Internal evaluation

The board and staff have implemented a strategic approach to ongoing improvements. Good internal evaluation processes are in place to guide strategic development. The implementation of TMoA has been evaluated and this process is ongoing.

The principal has revised the student reporting format to make student outcomes clearer for parents. The board and principal will continue to improve processes across all school operations as they continue to build internal evaluation across the school.

Key next steps

The principal’s appraisal identifies some key next steps to continue growing school leadership practices. The board should consider prioritising some of these goals for 2019 to ensure they are progressed diligently. The board should also consider continuing to use an external appraiser for the principal. A robust performance management agreement would support the principal to meet and sustain the board’s high expectations.

The board has implemented some processes for internal evaluation. They are continuing to strengthen these by implementing a schedule for evaluation across all school operations. This scheduling should help prioritise areas that require further improvement.

3 Sustainable performance and self review

How well placed is the school to sustain and continue to improve and review its performance?

The school is well placed to sustain and continue to improve and review its performance.

Board assurance on legal requirements

Before the review, the board of trustees and principal of the school completed the ERO Board Assurance Statement and Self-Audit Checklists. In these documents they attested that they had taken all reasonable steps to meet their legislative obligations related to:

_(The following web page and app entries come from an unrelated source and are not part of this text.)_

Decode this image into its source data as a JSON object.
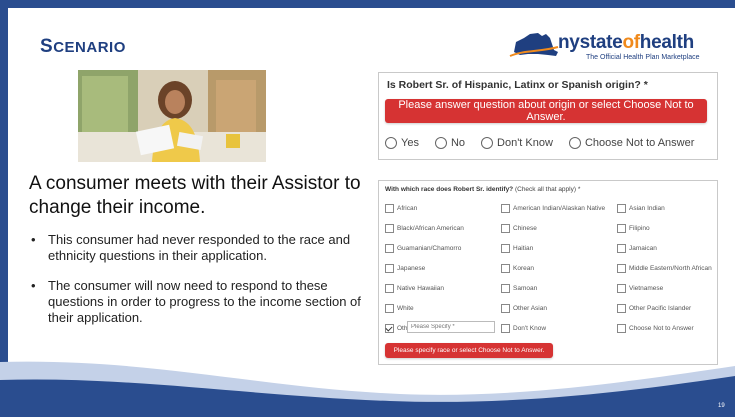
{
  "slide": {
    "title_cap": "S",
    "title_rest": "CENARIO",
    "page_number": "19",
    "colors": {
      "navy": "#1f3f80",
      "frame": "#2a4d8f",
      "accent_orange": "#f08a1c",
      "error_red": "#d63333",
      "wave_light": "#c4d1e8"
    }
  },
  "logo": {
    "name_part1": "nystate",
    "name_part2": "of",
    "name_part3": "health",
    "tagline": "The Official Health Plan Marketplace"
  },
  "headline": "A consumer meets with their Assistor to change their income.",
  "bullets": [
    "This consumer had never responded to the race and ethnicity questions in their application.",
    "The consumer will now need to respond to these questions in order to progress to the income section of their application."
  ],
  "origin_form": {
    "question": "Is Robert Sr. of Hispanic, Latinx or Spanish origin? *",
    "error_button": "Please answer question about origin or select Choose Not to Answer.",
    "options": [
      "Yes",
      "No",
      "Don't Know",
      "Choose Not to Answer"
    ]
  },
  "race_form": {
    "question_bold": "With which race does Robert Sr. identify?",
    "question_hint": " (Check all that apply) *",
    "options": [
      "African",
      "American Indian/Alaskan Native",
      "Asian Indian",
      "Black/African American",
      "Chinese",
      "Filipino",
      "Guamanian/Chamorro",
      "Haitian",
      "Jamaican",
      "Japanese",
      "Korean",
      "Middle Eastern/North African",
      "Native Hawaiian",
      "Samoan",
      "Vietnamese",
      "White",
      "Other Asian",
      "Other Pacific Islander",
      "Other",
      "Don't Know",
      "Choose Not to Answer"
    ],
    "checked_option": "Other",
    "specify_placeholder": "Please Specify *",
    "error_button": "Please specify race or select Choose Not to Answer."
  }
}
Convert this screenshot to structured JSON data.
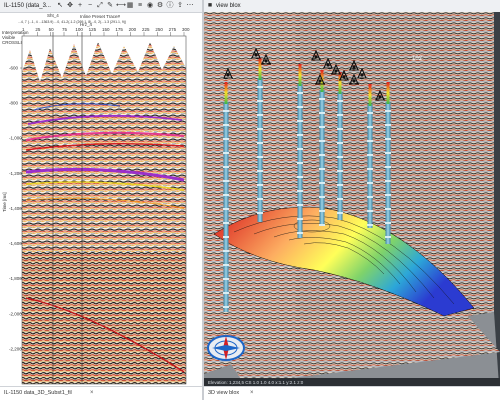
{
  "left": {
    "title": "IL-1150 (data_3...",
    "header_line1": "Inline Preset Trace#",
    "header_line2": "...4, 7 (...1, 4 ...1363.9)    ...0, 41-2(-1.2 (269.1, 8)...0, 2(...1.3 (291.1, 9))",
    "marker_a": "Sht_4",
    "marker_b": "Hrz_4",
    "side_label1": "Interpretation",
    "side_label2": "Visible",
    "side_label3": "CROSSLINE",
    "ylabel": "Time [ms]",
    "xticks": [
      "1",
      "25",
      "50",
      "75",
      "100",
      "125",
      "150",
      "175",
      "200",
      "225",
      "250",
      "275",
      "300"
    ],
    "yticks": [
      "-600",
      "-800",
      "-1,000",
      "-1,200",
      "-1,400",
      "-1,600",
      "-1,800",
      "-2,000",
      "-2,200"
    ],
    "tab_label": "IL-1150 data_3D_Subst1_fil"
  },
  "right": {
    "title": "view blox",
    "number_label": "102",
    "status_text": "Elevation: 1,234,5 CS 1.0 1.0 4.0   x:1.1 y:2.1 z:0",
    "tab_label": "3D view blox"
  },
  "colors": {
    "accent_blue": "#1e66c8",
    "horizon_purple": "#9b2fc9",
    "horizon_yellow": "#e8d12a",
    "surface_red": "#d7191c"
  },
  "icons": [
    "zoom-in-icon",
    "zoom-out-icon",
    "pan-icon",
    "settings-icon",
    "grid-icon",
    "well-icon",
    "compass-icon",
    "close-icon"
  ]
}
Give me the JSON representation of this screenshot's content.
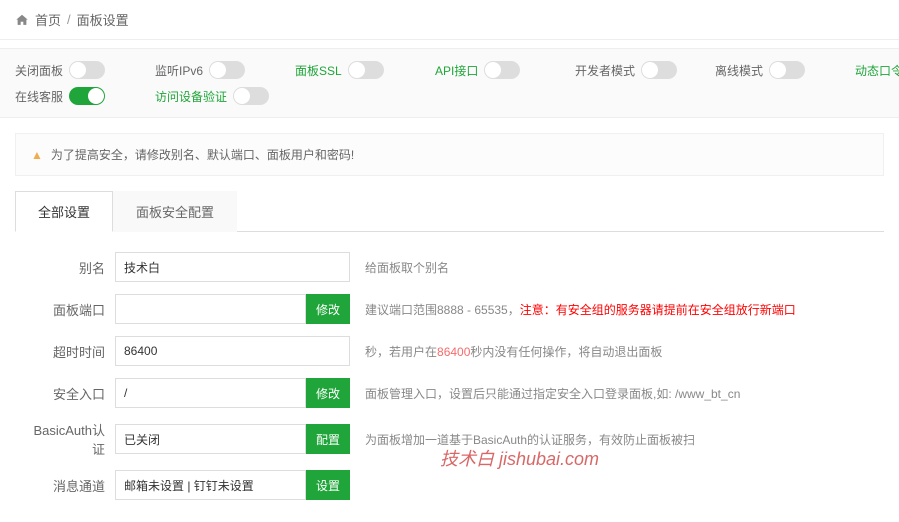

  • board administration
  • curriculum
  • management of health, safety and welfare
  • personnel management
  • financial management
  • asset management.

During the review, ERO checked the following items because they have a potentially high impact on student achievement:

  • emotional safety of students (including prevention of bullying and sexual harassment)
  • physical safety of students
  • teacher registration
  • processes for appointing staff
  • stand-downs, suspensions, expulsions and exclusions
  • attendance
  • school policies in relation to meeting the requirements of the Vulnerable Children Act 2014.


The principal and board have made significant progress in implementing Te Marautanga o Aotearoa, assessment and teaching practices to support total immersion teaching and learning. The school continues to improve student achievement. Internal evaluation processes continue to be improved across school operations.

4 ERO’s Overall Judgement

On the basis of the findings of this review, ERO’s overall evaluation judgement of Omanaia School's performance in achieving valued outcomes for its students is: Well placed.

Steve Tanner Director Review and Improvement Services Northern

Northern Region

28 February 2019

About the School


Omanaia, Northland

Ministry of Education profile number


School type

Full Primary (Years 1 to 8)

School roll


Gender composition

Girls 19 boys 14

Ethnic composition



Special Features

Bilingual/Immersion classes

Review team on site

November 2018

Date of this report

28 February 2019

Most recent ERO report(s)

Education Review
Education Review
Supplementary Review

May 2016
June 2013
June 2010